Cambodia, as the chair of the Association of Southeast Asian Nations (ASEAN) in 2022, was forced to address a host of challenges, including the COVID-19 pandemic, economic troubles, the Taiwan Strait crisis, the ongoing war between Russia and Ukraine, and the civil war in Myanmar. Among the aforementioned issues, Myanmar’s domestic crisis was the challenge that most directly affected the Southeast Asian regional bloc. During its year as ASEAN chair, Cambodia put a lot of effort into resolving the crisis, and Cambodia’s top diplomats made a number of visits to the country. Despite the fact that there was little progress in the implementation on ASEAN’s Five-Point Consensus peace plan, there are some lessons that Indonesia, ASEAN’s current chair, can learn from Cambodia.

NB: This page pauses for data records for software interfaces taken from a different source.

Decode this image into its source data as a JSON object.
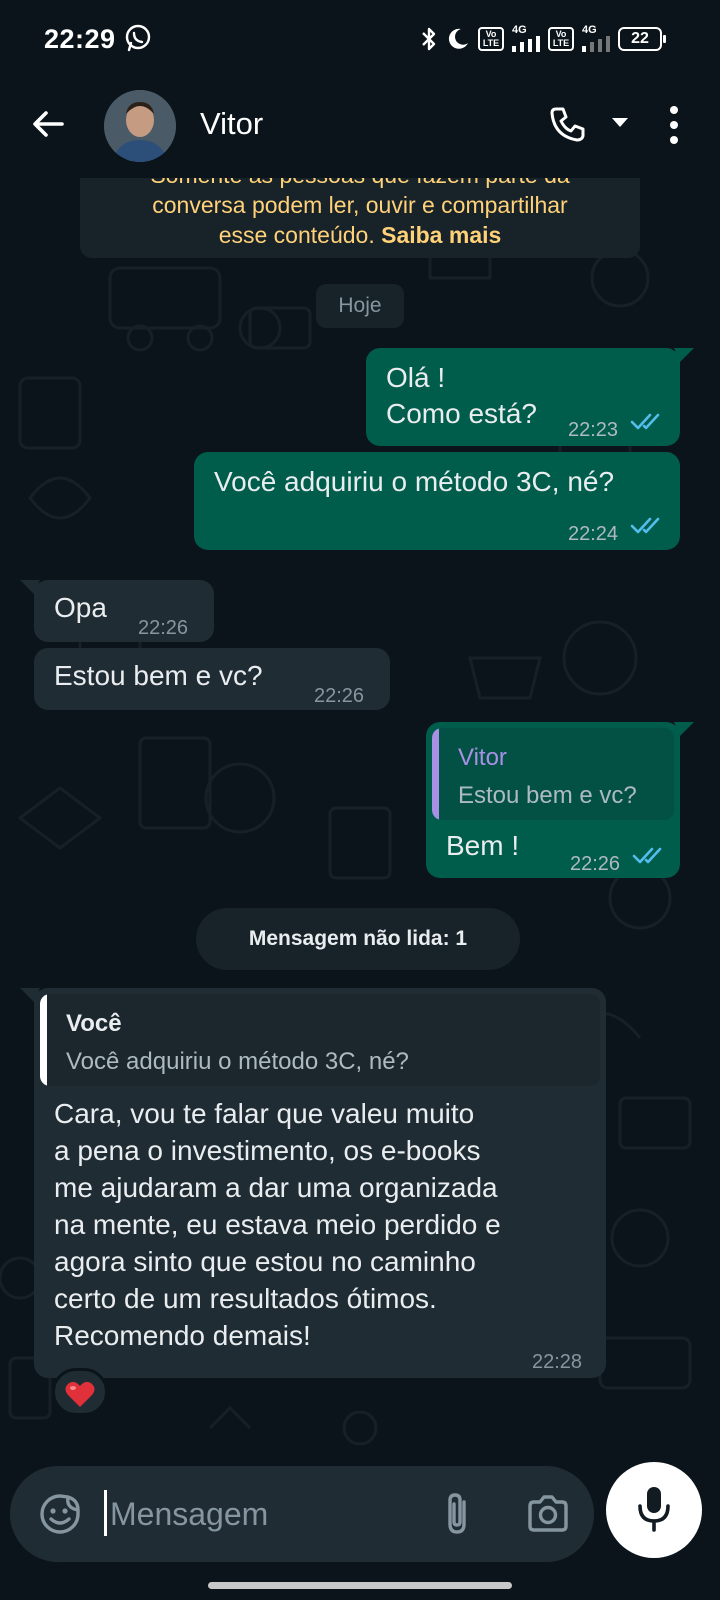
{
  "status_bar": {
    "time": "22:29",
    "battery": "22",
    "volte_label": "Vo LTE",
    "network": "4G",
    "icons": [
      "whatsapp-icon",
      "bluetooth-icon",
      "moon-icon",
      "volte-icon",
      "signal-icon",
      "battery-icon"
    ]
  },
  "header": {
    "contact_name": "Vitor",
    "icons": [
      "back-arrow-icon",
      "avatar",
      "phone-icon",
      "caret-down-icon",
      "more-vert-icon"
    ]
  },
  "encryption_notice": {
    "line1": "Somente as pessoas que fazem parte da",
    "line2": "conversa podem ler, ouvir e compartilhar",
    "line3": "esse conteúdo.",
    "link": "Saiba mais"
  },
  "day_label": "Hoje",
  "messages": [
    {
      "dir": "out",
      "lines": [
        "Olá !",
        "Como está?"
      ],
      "time": "22:23",
      "status": "read"
    },
    {
      "dir": "out",
      "lines": [
        "Você adquiriu o método 3C, né?"
      ],
      "time": "22:24",
      "status": "read"
    },
    {
      "dir": "in",
      "lines": [
        "Opa"
      ],
      "time": "22:26"
    },
    {
      "dir": "in",
      "lines": [
        "Estou bem e vc?"
      ],
      "time": "22:26"
    },
    {
      "dir": "out",
      "quote": {
        "name": "Vitor",
        "text": "Estou bem e vc?"
      },
      "lines": [
        "Bem !"
      ],
      "time": "22:26",
      "status": "read"
    }
  ],
  "unread_divider": "Mensagem não lida: 1",
  "last_message": {
    "quote": {
      "name": "Você",
      "text": "Você adquiriu o método 3C, né?"
    },
    "lines": [
      "Cara, vou te falar que valeu muito",
      "a pena o investimento, os e-books",
      "me ajudaram a dar uma organizada",
      "na mente, eu estava meio perdido e",
      "agora sinto que estou no caminho",
      "certo de um resultados ótimos.",
      "Recomendo demais!"
    ],
    "time": "22:28",
    "reaction": "❤️"
  },
  "composer": {
    "placeholder": "Mensagem"
  },
  "colors": {
    "background": "#0b141a",
    "outgoing_bubble": "#005c4b",
    "incoming_bubble": "#202c33",
    "read_ticks": "#53bdeb",
    "notice_text": "#ffd279",
    "quote_vitor": "#a791e4"
  }
}
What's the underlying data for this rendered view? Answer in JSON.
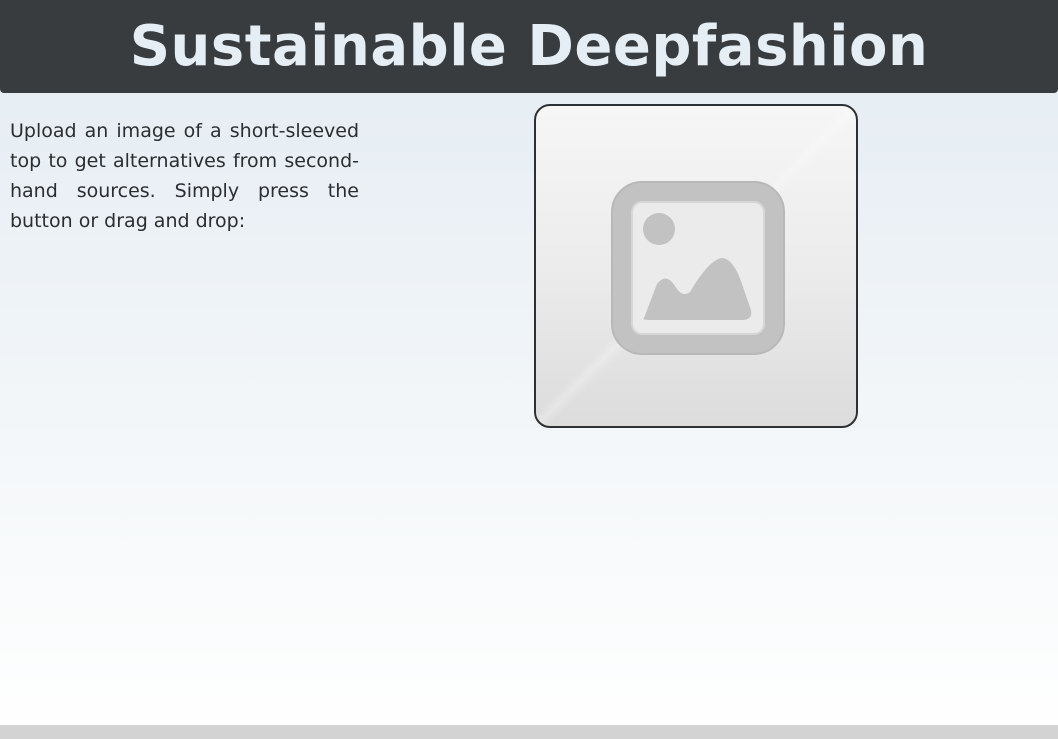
{
  "header": {
    "title": "Sustainable Deepfashion"
  },
  "main": {
    "description": "Upload an image of a short-sleeved top to get alternatives from second-hand sources. Simply press the button or drag and drop:"
  },
  "uploader": {
    "icon": "image-placeholder-icon"
  },
  "colors": {
    "header_bg": "#393c3e",
    "header_text": "#e6eef5",
    "body_text": "#2b2e30",
    "upload_border": "#2e3133"
  }
}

The first lesson is that Indonesia should not pressure Myanmar or isolate it from ASEAN, and should instead work with the military junta in a flexible and informal manner. This engagement is not aimed at legitimizing or accommodating the military junta, but at navigating possible ways to rebuild trust and confidence with the military in pursuit of the effective implementation of the Five-Point Consensus, which calls for an immediate end to the violence in the country and inclusive political dialogue involving “all parties” to the conflict.
Shortly after Cambodia took over the chairmanship of ASEAN, high-ranking Cambodian government officials, including Prime Minister Hun Sen, visited Myanmar – a sign of Phnom Penh’s willingness to push forward the ASEAN peace plan. The Cambodian government hailed Senior Gen. Min Aung Hlaing’s pledge to extend a national ceasefire until the end of 2022 and his welcoming of the ASEAN envoy to Myanmar. However, Cambodia did not shy away from condemning the regime. In July, it strongly condemned the military government for carrying out the execution of the five pro-democracy activists and accused the junta of a gross lack of will to implement the Consensus.